Naranjal, learning experiences and links with the territory
Last Saturday, 7th November, students of the second pilot course in research-based learning from the University of Cuenca visited four territories in the Canton of Naranjal. The visit was carried out as part of the Tourism Planning course, which aims to provide students with the necessary tools to create the situational diagnosis of the communities integrated into the PREIT-Tour project. The students were accompanied by Byron Alvarado, as a project assistant.
The day began with a visit to the 7 Cascadas community, where Julio Urrutia (official community guide) explained to them the mechanisms of tourism management in the area and the strategies implemented by local actors to reactivate tourism in the context of the health emergency caused by the COVID-19 virus. They then took a tour of 5 of the 7 existing waterfalls, where the students were able to observe the local tourism resources. The students appreciated the biosecurity measures implemented in the community.
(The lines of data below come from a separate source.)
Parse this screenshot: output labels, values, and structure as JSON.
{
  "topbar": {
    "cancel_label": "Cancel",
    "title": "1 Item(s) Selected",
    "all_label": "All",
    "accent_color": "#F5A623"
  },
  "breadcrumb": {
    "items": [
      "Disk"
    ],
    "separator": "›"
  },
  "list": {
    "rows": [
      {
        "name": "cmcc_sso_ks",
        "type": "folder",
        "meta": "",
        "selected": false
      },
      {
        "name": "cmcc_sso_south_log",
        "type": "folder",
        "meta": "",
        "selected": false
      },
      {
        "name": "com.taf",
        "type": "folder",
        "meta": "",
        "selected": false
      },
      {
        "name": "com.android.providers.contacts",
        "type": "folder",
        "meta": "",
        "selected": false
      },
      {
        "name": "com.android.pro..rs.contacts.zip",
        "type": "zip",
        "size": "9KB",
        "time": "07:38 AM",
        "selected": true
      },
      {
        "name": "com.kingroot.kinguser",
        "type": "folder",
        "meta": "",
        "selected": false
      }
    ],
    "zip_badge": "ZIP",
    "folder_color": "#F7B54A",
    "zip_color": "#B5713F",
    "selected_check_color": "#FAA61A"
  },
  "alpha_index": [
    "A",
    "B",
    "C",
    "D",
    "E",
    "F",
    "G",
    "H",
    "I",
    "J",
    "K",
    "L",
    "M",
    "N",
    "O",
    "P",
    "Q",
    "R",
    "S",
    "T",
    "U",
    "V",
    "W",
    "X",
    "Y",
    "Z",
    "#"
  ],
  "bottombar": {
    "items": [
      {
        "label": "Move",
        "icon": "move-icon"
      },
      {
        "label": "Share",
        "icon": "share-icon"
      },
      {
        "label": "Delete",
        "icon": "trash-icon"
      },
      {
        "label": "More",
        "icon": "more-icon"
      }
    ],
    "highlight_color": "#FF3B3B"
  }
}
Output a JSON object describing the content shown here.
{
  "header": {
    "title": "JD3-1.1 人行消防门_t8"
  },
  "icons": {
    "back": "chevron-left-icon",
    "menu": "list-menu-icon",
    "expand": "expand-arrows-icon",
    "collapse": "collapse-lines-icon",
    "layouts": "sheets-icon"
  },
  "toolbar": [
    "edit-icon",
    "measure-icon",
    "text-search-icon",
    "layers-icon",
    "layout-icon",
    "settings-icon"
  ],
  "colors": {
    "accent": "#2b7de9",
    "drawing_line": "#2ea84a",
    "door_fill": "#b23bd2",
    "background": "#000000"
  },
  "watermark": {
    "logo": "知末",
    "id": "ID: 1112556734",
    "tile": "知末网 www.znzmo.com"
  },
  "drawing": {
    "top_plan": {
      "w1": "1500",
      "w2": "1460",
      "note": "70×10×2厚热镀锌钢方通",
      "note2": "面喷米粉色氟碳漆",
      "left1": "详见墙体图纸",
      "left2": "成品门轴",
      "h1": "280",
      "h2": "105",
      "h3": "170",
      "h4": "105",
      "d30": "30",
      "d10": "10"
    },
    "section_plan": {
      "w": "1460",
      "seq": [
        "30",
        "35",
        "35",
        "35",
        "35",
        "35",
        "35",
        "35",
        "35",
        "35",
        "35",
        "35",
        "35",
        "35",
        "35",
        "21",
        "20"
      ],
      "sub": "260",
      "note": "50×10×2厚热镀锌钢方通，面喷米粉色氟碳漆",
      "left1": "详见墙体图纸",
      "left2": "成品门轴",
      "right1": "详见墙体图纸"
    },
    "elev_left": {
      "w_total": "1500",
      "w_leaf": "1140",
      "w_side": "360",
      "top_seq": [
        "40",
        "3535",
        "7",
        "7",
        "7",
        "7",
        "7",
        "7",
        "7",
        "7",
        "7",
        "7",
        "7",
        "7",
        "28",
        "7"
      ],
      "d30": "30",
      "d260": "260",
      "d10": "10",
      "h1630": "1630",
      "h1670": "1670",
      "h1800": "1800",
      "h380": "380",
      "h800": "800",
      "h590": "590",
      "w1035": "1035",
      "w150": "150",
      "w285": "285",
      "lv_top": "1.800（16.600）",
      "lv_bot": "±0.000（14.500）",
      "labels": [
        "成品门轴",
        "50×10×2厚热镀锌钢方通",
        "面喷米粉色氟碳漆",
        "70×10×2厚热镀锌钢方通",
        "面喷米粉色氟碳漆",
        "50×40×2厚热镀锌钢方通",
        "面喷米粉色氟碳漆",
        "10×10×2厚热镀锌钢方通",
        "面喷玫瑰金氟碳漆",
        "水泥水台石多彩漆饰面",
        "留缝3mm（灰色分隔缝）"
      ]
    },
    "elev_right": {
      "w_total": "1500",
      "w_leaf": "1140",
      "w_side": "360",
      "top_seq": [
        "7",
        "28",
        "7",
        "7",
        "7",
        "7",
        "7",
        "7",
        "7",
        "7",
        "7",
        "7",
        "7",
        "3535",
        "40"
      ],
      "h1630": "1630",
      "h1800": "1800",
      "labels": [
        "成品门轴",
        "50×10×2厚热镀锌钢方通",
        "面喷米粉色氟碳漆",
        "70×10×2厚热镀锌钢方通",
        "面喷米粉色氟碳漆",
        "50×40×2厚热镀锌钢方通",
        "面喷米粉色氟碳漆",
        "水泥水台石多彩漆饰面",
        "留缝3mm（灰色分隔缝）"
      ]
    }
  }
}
The second territory visited was the 6 de Julio Compound, where the students learned about the main economic activity of its inhabitants, which focuses on crab collection. Victor Hugo (a member of the community), shared with the students the crab collection process prior to its commercialization in the market. This visit was one of the most enriching, as the students understood the importance of linking the economic activities of the population with the implementation of tourist itineraries to allow the development of the town.
The third visit was to the Kaluz Hostel, where the students understood the importance of private initiatives for the dynamisation of the territories. Afterwards, they visited the Shuar Tsuer-Entsa community to learn about the tourism management mechanisms that the community implemented. In this case, the students learned that tourism should not be a central element in a territory, even more so if there is no integration between local actors.
The last visit was to the Zhagal hot springs, where the students observed the community's tourist complex, which is the main undertaking of its inhabitants. In this case, the participants entered the facilities and were able to observe the measures implemented by the inhabitants to face the health crisis and reactivate tourism in the area.
It is important to note that the visits are made so that the students can detect problems or shortcomings in the territories, and then propose strategies for action to improve the reality of the communities and promote local development through the implementation of tourism activities.
Photo credits: Byron Alvarado Vanegas